2008 Charger Overview

2008 Dodge Charger cop car – Click above for high-res image gallery To paraphrase the words of the immortal Elwood Blues to his recently emancipated brother, Jake; "It's got a cop motor, cop tires, cop suspension, and cop shocks." There was a time when Dodge was a major player in the field of supplying vehicles to the police agencies of America. In the early '70s, the black and white Dodge Monaco as exemplified in the Blues Brothers film was a common sight patrolling the streets of this country. As the '80s faded into the '90s, Chrysler dropped out of the cop car market as its entire lineup went front-wheel drive. Earlier this decade, rear-wheel-drive cars returned to the PentaStar range and the Ford Crown Victoria faced a new competitor in the form of the Dodge Magnum and Charger. When Autoblog asked Chrysler for a chance to spend some time behind the wheel of a Charger police special, the car-maker turned over a demo unit in black and white regalia complete with a full light kit and "Dodge City" police markings all over the sides.

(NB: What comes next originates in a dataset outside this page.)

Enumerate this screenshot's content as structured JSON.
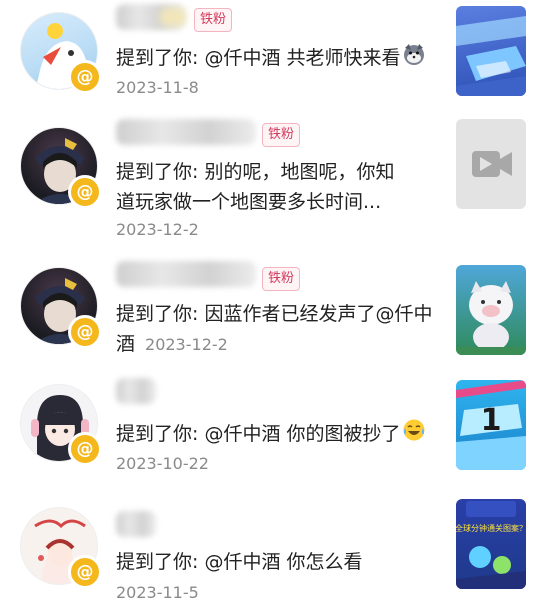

In spite of the prominent "Out of Service" markings across the windshield and trunk, the look proved to be a little too authentic for some. In true Autoblog fashion, however, we were "On a mission" of some kind and went the extra mile for you our loyal readers. Read all about our little adventure with the Charger cop car after the jump. %Gallery-15642% Photos Copyright ©2008 Sam Abuelsamid / Weblogs, Inc. When the Charger was dropped off in the driveway, it was immediately apparent what our first destination had to be. My son and I made a bee-line down the road to Tim Hortons to grab some donuts. It's a cliche, but like every legend, there lies a nugget of truth within. After hopping out just long enough to snap some pics, we did park this decidedly indiscrete car in a more discrete location. Getting into the cop Charger, it was instantly apparent why Chrysler interiors are the way they are. The company has clearly been preparing to re-enter the police car market for some time and the Charger's materials reflect the durability needs of these special purpose vehicles. Unlike the normal retail versions of Chrysler's big sedans, the transmission selector has been moved from the console to the more traditional steering column location. There's actually a functional reason for this. If you've ever peeked inside an on-duty patrol car in recent years, you'll see they are equipped with an array of high-tech gear ranging from laptop computers to radios and more. Police specials get equipped with a cover over the normal center console to which these various pieces of hardware can be mounted. The forward end of the test unit had a row of switches for operating the various modes of the fully functional light bar, including the alley lights that let an officer pull up to the end of an alley and light …Hide Full Review